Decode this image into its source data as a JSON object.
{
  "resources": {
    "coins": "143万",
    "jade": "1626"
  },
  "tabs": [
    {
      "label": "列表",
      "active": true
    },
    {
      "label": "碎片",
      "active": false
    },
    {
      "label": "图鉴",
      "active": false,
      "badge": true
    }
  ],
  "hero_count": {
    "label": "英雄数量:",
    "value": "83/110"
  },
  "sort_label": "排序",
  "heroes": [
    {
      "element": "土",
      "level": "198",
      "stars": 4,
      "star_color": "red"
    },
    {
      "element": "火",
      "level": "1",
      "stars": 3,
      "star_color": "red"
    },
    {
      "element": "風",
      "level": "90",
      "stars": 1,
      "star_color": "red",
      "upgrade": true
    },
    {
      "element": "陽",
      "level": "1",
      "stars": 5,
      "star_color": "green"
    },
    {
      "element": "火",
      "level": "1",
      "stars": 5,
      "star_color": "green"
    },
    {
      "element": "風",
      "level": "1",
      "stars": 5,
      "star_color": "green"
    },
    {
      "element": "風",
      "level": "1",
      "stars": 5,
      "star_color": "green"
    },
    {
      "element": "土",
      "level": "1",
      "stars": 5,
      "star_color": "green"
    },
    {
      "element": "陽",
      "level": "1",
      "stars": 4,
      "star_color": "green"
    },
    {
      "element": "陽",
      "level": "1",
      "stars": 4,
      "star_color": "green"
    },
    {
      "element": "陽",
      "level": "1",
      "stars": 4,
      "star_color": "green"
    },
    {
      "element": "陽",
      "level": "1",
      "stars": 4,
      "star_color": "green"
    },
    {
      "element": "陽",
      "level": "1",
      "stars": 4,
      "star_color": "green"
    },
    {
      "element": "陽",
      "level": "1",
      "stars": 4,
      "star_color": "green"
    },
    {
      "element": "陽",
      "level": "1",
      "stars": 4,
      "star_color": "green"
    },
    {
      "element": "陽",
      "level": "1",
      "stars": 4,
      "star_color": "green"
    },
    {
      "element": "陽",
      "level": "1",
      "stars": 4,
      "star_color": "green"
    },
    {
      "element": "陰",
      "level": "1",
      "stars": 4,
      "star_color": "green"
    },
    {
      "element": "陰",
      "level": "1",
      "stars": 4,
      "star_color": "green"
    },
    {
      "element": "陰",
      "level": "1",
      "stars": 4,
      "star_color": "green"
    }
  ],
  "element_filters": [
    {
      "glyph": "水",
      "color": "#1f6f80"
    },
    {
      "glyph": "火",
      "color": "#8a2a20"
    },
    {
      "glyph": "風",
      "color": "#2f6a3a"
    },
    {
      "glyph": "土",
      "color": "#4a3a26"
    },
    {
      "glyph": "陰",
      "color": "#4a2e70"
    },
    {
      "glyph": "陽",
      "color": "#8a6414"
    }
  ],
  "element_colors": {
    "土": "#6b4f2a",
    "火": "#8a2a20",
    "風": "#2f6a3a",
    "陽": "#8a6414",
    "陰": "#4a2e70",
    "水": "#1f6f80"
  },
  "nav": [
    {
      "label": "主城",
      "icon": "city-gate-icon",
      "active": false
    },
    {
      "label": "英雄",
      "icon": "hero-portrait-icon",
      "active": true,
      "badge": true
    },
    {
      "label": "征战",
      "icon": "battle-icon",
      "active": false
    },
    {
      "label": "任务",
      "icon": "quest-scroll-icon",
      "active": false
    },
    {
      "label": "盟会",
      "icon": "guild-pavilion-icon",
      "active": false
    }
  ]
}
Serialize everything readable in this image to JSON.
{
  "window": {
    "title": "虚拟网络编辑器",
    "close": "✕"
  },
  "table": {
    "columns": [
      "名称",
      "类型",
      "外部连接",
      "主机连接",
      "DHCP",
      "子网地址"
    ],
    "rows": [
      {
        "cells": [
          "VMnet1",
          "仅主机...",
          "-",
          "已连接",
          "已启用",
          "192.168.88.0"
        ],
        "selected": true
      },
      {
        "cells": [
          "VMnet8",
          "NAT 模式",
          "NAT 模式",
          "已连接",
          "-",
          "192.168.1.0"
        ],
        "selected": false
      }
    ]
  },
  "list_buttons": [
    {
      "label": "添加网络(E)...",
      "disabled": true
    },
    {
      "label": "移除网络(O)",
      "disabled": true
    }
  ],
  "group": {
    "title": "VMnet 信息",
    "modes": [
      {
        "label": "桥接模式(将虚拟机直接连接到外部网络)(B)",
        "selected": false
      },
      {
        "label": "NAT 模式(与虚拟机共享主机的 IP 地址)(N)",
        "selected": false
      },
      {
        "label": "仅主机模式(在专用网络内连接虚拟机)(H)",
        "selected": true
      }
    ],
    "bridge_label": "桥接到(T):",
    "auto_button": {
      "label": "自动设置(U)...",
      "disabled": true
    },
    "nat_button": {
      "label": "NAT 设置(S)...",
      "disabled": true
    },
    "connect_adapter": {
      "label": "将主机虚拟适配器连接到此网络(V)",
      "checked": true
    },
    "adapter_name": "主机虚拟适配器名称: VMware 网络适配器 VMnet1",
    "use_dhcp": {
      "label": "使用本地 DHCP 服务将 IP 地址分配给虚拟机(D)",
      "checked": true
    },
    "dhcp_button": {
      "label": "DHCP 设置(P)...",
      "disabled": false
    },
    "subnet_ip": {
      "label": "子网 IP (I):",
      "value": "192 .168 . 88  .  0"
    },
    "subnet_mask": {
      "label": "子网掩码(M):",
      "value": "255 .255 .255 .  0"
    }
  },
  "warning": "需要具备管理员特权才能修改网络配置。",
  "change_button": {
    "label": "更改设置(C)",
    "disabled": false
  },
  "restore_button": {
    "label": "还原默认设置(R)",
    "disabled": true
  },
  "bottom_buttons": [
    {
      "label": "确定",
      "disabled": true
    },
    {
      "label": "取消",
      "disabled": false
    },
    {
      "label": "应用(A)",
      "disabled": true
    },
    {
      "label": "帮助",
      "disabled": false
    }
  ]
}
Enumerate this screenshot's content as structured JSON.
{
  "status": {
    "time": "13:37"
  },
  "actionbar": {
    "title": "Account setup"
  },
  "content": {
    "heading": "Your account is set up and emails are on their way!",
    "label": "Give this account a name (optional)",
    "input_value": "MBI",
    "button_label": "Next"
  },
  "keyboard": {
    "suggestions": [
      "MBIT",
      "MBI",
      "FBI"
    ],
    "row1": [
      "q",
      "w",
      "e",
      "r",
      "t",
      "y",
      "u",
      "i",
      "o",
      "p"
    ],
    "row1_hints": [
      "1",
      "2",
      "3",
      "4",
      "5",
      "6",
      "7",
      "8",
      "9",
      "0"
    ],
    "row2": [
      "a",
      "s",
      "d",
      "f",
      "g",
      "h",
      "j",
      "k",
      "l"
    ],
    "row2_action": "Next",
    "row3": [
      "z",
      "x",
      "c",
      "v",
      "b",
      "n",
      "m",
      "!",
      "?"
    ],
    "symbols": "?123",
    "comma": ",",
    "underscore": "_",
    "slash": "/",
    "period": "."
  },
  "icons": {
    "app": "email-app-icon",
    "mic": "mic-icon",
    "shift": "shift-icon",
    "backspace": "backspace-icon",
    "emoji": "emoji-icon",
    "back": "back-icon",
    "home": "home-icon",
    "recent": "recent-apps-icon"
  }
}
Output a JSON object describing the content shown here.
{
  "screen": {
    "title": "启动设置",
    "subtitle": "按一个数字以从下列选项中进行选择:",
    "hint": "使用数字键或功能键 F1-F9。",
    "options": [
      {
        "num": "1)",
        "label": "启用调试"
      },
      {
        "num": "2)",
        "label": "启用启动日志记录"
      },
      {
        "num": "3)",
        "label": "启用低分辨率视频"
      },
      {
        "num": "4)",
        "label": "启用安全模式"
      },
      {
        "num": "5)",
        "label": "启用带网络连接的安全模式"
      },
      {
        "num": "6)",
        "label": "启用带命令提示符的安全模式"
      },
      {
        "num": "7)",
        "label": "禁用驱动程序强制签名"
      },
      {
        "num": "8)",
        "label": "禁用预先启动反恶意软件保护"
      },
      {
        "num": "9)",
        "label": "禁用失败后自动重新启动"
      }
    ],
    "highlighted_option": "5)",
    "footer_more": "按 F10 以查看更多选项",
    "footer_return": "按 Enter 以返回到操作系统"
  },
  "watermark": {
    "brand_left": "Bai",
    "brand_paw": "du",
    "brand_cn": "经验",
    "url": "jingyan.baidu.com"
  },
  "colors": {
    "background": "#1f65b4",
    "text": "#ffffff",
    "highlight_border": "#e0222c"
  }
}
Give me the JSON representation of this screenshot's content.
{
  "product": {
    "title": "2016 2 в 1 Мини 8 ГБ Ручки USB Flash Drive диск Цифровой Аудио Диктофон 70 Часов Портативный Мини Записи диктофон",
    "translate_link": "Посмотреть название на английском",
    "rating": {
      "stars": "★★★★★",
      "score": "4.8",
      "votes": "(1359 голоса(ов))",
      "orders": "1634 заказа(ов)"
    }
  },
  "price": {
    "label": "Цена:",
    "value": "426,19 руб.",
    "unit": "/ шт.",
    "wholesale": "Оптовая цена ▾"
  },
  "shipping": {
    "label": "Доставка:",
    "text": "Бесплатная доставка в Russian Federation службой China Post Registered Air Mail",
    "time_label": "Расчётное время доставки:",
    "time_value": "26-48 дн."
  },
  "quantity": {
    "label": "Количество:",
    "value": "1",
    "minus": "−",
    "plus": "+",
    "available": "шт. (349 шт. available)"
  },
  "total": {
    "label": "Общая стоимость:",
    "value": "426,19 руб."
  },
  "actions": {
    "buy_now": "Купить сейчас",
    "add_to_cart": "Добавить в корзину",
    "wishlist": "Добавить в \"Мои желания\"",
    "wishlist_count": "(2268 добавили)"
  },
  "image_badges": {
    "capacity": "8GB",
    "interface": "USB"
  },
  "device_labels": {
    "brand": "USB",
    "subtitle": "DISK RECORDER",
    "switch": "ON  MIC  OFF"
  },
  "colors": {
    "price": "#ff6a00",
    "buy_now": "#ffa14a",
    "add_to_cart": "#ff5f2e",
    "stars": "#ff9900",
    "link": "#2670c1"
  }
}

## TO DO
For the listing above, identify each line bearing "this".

## EXERCISE RESULT
Decode this image into its source data as a JSON object.
Serialize everything readable in this image to JSON.
Enumerate this screenshot's content as structured JSON.
    "label": "Give this account a name (optional)",
Give me the JSON representation of this screenshot's content.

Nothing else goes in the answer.